Experiment with the magnification on various eyepieces; you will find that different magnifications work better on different objects. Try out different filters: an Oxygen III filter is often called a ‘nebula filter’ as it blocks out all the light except for that wavelength of light emitted by oxygen atoms. It can also double up as a light pollution filter, blocking that annoying light blight you may encounter in an observing session!
“If kept indoors before use, your telescope will need a good half an hour to cool down to the ambient temperature outdoors”
QUse your peripheral vision when observing dim objects
Astronomy for Beginners 43

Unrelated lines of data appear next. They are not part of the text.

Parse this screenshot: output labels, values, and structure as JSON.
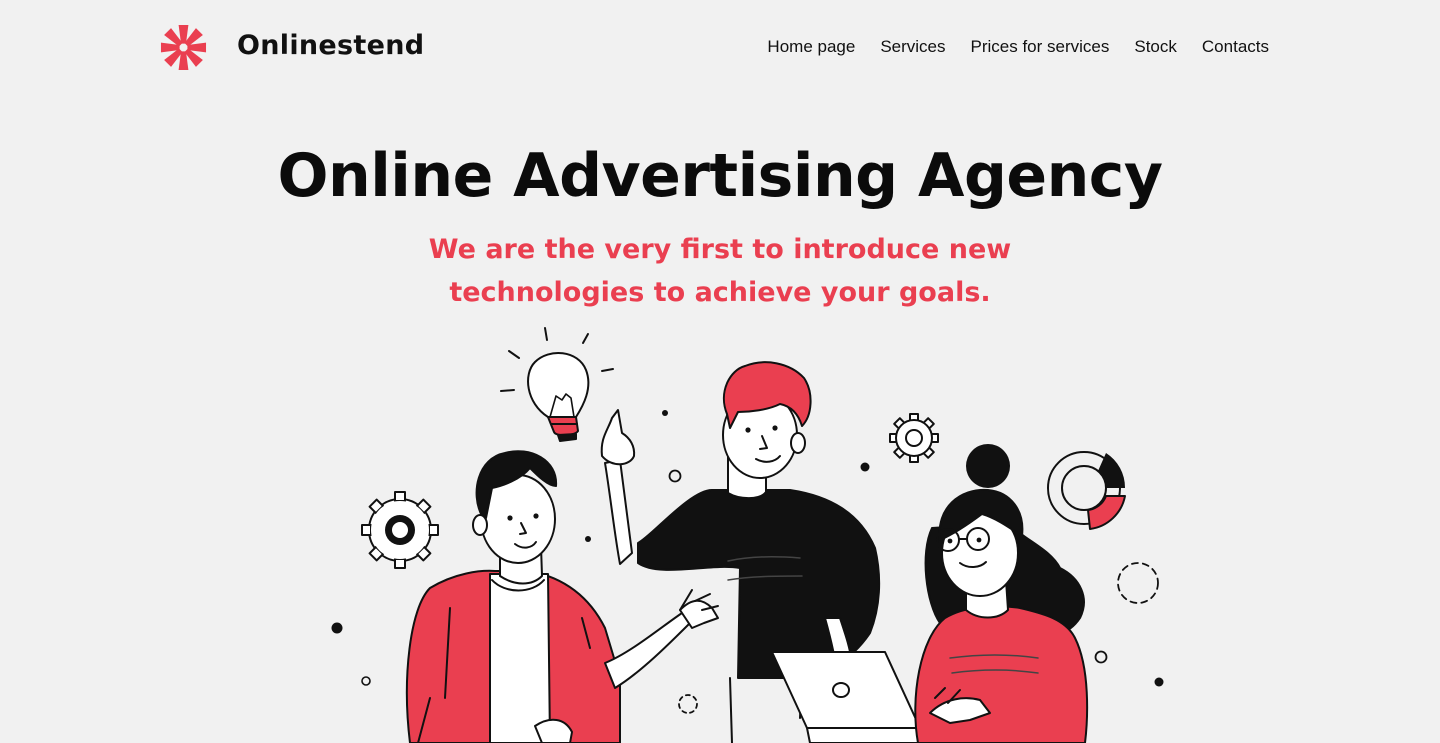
{
  "header": {
    "brand_name": "Onlinestend",
    "logo_icon": "starburst-logo-icon",
    "nav": [
      {
        "label": "Home page"
      },
      {
        "label": "Services"
      },
      {
        "label": "Prices for services"
      },
      {
        "label": "Stock"
      },
      {
        "label": "Contacts"
      }
    ]
  },
  "hero": {
    "title": "Online Advertising Agency",
    "subtitle": "We are the very first to introduce new technologies to achieve your goals."
  },
  "illustration": {
    "icons": [
      "lightbulb-icon",
      "gear-icon",
      "donut-chart-icon",
      "laptop-icon"
    ]
  },
  "colors": {
    "accent": "#ea3f50",
    "background": "#f1f1f1",
    "text": "#111111"
  }
}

Dark sky astronomy A Head to the blackest of skies for the best astronomical sights s you lie back and look up at the sky, the Milky Way sprawls like a dusty rainbow from one side of the heavens to the other. You can see its bright bulge in the middle and dark patches running the length of its starlit arch. Elsewhere, 3,000 stars dazzle as the diffuse glow of zodiacal light illuminates the horizon. You can pick out the distant Andromeda Galaxy, globular clusters and fuzzy nebulae with your eyes alone. Sound familiar? Perhaps not. Unfortunately, this sort of view is an increasing rarity for many of us.
Modern technology and the advent of electric lighting has seen more and more of our night sky taken over by an obscuring orange glow. As well as wasting an estimated £1 billion ($1.6 billion) a year on unnecessary lighting, it also means that less than ten per cent of the UK population is able to view a decent night sky. Even in a small city, 95 per cent of the stars cannot be seen and deep sky objects are even more of a struggle. The light from stars has travelled for thousands of years to get here, only to be sabotaged at the last minute
by our blanket of artificial lights. It means that the famous Pleiades star cluster is the only member of the extensive Messier catalogue that can be seen unaided from most inner-city areas. Fortunately, just as areas of outstanding natural beauty have been safeguarded, so too have regions that offer the best conditions for seeing the night sky. The International Dark Sky Places conservation project currently recognises and protects 42 dark sky sites across the globe, with three in the UK.
Five top dark sky apps All you need to find and measure a dark sky is your smartphone plus a handy app to point you in the right direction. So pick up your phone and go…! 44 Astronomy for Beginners
Dark Sky Meter
Cost: £0.79 / $0.99 Available for: iOS An app that lets you measure the darkness of your sky on the Sky Quality Meter (SQM) scale – much cheaper than a conventional meter.
Loss of the Night
Cost: Free Available for: iOS and Android This app allows you to be part of a citizen science project, reporting measurements of your local night sky to researchers.
How dark is your sky? The Bortle scale rates levels of light pollution Inner city Bortle scale reading: 9 Dark sky reading: